    3DMark physics runs completely on the CPU. The GPU is not used at all. The fact that the Note 2 beats the dual A15, shows ones more that low level benchmarks like GB and SPEC are almost meaningless between architectures.
    Also, I don't agree that you should compare a dual core HT Atom to a quad core. It's still a dual core. That A15 beats a 5 year old Atom core by a factor of 2 is no feat. It's the minimum.
    Yes, Geekbench is compiled to use ARM's Neon.
    Reply
  • Wilco1 - Wednesday, June 19, 2013 - link

    Yes I know the physics test runs on the CPU. Without having access to the source code it would be hard to say what causes it. If it doesn't use Neon and has a high correlation with #cores * MHz then that might explain it. Btw where did you get that Geekbench uses Neon?
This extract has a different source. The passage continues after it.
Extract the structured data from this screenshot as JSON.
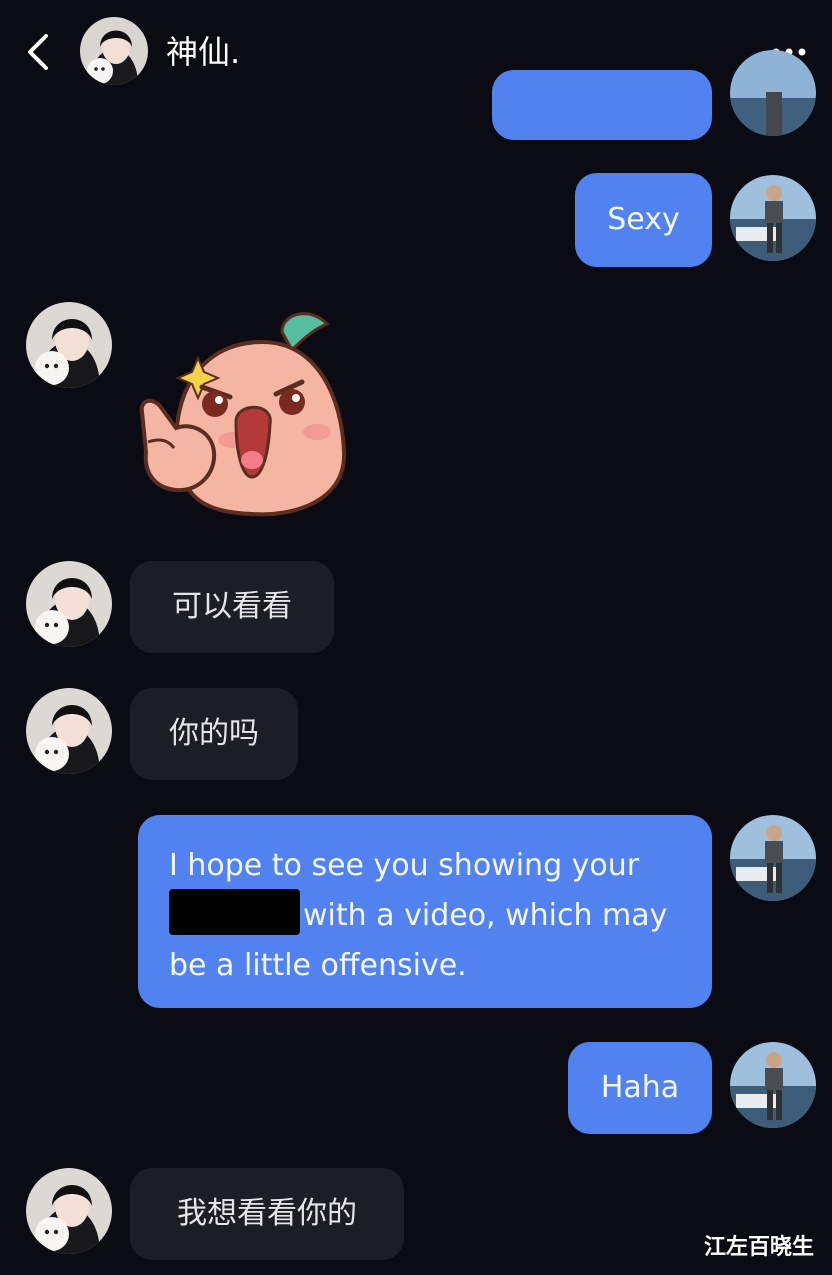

Which benchmarks are actually vectorized?

    A dual Atom has 4 threads. A 2-module Bulldozer has 4 threads. A quad core has 4 threads. These are ways of supporting 4 threads with different hardware tradeoffs. However from the software perspective they look and behave in the same way. So it's entirely reasonable to compare thread for thread.

    Btw if you think the dual A15 vs Atom speedup of ~2x is low, you'll be disappointed with Silvermont. Since the claimed 2.8x speedup is for a quad core, a dual Silvermont will only be ~1.4 times faster...
    Reply
  • rocketbuddha - Thursday, June 20, 2013 - link

    AMD APU is on Windows Full version.
    A15 SOCs are in Android mobile version.

    Not at all equivalent.
    Reply
  • 1008anan - Tuesday, June 18, 2013 - link

    Wilco, Avoton's 14 nm shrink (airmont) is likely released in Q4, 2014. Seattle will be available in Q3, 2014. Seattle should really be compared to airmont.

    Avoton has better branch predictors and macro fusion than A57. Some Avoton SoCs will pack 20 Silvermont cores.

    "Given Seattle packs 4 times as many cores, we're talking about 5-6 times the throughput of Avoton." :LOL:

    Silvermont and Airmont cores are more power efficient than A57 cores.
    Reply

Log in

Don't have an account? Sign up now